Source material ::
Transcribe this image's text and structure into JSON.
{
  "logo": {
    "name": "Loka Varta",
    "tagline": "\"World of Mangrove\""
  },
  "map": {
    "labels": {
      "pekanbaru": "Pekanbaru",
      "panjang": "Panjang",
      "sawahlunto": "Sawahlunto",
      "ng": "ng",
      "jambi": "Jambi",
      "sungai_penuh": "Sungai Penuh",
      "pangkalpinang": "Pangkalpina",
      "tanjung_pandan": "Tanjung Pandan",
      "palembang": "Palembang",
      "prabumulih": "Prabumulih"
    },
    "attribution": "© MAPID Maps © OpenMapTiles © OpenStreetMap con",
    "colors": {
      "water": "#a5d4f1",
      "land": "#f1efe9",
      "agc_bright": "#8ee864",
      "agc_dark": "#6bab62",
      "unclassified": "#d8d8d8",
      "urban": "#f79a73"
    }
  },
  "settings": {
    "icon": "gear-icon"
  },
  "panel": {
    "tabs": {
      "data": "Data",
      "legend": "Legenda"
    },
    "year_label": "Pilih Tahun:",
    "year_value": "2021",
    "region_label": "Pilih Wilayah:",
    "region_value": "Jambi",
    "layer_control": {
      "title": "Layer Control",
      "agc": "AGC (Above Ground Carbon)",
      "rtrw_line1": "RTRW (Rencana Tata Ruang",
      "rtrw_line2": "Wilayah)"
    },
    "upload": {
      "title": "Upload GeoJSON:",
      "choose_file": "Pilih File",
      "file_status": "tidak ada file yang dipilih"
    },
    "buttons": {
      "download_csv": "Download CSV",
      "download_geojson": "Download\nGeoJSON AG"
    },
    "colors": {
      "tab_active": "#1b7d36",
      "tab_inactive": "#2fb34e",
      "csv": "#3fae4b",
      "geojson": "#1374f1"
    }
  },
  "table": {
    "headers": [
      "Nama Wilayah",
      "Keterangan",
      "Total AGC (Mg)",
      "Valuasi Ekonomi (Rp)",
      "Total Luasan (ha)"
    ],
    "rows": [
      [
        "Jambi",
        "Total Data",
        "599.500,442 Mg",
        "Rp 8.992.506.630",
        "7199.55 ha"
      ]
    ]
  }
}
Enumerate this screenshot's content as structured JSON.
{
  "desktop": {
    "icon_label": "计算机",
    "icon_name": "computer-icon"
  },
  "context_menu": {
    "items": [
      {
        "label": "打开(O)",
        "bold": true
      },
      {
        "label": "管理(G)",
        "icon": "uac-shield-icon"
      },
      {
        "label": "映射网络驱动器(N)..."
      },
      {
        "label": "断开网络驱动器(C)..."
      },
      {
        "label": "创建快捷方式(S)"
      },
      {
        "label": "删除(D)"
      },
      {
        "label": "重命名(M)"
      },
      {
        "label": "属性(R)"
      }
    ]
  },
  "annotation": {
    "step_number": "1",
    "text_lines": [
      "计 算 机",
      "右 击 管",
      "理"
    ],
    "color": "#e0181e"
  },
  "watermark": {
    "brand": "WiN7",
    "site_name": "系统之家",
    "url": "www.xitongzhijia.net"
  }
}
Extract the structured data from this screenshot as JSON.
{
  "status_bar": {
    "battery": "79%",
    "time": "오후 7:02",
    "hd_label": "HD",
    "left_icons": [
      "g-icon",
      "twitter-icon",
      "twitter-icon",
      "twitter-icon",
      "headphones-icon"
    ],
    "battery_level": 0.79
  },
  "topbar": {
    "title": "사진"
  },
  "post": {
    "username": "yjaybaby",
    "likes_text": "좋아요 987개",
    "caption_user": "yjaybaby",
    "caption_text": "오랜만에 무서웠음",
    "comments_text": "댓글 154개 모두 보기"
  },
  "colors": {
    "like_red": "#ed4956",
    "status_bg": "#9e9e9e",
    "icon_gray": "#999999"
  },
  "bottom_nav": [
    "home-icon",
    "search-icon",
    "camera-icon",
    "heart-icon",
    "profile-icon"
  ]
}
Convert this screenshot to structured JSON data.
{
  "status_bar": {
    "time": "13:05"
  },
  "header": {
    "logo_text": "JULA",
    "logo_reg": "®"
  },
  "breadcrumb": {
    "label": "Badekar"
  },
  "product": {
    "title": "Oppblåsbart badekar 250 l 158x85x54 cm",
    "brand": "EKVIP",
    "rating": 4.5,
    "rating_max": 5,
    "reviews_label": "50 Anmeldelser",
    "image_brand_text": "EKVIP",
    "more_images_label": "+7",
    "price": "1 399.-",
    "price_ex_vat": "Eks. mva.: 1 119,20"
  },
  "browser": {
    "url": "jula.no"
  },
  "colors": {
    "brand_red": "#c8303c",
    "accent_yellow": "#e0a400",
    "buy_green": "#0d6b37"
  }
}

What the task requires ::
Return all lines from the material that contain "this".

Answer below ::
Transcribe this image's text and structure into JSON.
Enumerate this screenshot's content as structured JSON.
Extract the structured data from this screenshot as JSON.
Convert this screenshot to structured JSON data.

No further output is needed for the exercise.